▼

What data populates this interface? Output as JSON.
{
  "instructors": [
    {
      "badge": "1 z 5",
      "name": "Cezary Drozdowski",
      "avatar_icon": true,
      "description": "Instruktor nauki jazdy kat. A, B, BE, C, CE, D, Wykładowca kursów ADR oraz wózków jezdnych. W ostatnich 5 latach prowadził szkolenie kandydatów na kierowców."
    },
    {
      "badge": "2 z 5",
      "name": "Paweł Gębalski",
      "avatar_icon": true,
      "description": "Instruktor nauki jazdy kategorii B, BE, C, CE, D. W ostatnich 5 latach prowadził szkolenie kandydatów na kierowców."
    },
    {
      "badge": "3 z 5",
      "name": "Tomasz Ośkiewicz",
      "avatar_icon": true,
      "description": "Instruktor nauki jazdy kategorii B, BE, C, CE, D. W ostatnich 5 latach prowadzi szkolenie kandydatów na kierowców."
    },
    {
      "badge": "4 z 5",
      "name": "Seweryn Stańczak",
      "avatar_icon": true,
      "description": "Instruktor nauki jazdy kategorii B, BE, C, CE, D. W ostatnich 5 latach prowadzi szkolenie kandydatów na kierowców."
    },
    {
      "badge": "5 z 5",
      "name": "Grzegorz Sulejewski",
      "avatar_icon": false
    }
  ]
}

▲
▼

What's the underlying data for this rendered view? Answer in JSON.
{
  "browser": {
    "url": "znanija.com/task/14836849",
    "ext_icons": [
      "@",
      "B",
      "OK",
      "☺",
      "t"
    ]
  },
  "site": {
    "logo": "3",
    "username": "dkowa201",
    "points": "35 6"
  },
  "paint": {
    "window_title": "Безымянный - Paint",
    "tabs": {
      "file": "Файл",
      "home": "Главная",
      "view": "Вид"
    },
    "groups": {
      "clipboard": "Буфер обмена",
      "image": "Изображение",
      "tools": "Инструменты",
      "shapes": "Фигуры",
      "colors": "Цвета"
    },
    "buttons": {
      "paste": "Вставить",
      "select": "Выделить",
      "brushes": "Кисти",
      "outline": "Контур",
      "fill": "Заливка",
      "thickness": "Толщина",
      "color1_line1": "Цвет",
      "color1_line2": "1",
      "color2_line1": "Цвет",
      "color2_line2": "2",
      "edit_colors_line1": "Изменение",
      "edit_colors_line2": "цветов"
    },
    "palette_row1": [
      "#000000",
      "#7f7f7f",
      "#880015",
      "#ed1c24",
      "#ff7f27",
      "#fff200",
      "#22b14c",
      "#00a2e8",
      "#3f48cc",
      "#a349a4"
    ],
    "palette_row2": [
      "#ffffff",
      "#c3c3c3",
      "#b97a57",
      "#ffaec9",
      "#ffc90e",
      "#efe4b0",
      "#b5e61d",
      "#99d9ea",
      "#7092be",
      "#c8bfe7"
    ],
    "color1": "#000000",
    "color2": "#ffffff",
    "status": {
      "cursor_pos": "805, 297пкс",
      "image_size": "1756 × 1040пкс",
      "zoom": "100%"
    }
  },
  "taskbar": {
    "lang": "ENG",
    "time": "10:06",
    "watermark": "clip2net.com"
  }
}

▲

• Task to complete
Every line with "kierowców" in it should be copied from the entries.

• Worked solution
      "description": "Instruktor nauki jazdy kat. A, B, BE, C, CE, D, Wykładowca kursów ADR oraz wózków jezdnych. W ostatnich 5 latach prowadził szkolenie kandydatów na kierowców."
      "description": "Instruktor nauki jazdy kategorii B, BE, C, CE, D. W ostatnich 5 latach prowadził szkolenie kandydatów na kierowców."
      "description": "Instruktor nauki jazdy kategorii B, BE, C, CE, D. W ostatnich 5 latach prowadzi szkolenie kandydatów na kierowców."
      "description": "Instruktor nauki jazdy kategorii B, BE, C, CE, D. W ostatnich 5 latach prowadzi szkolenie kandydatów na kierowców."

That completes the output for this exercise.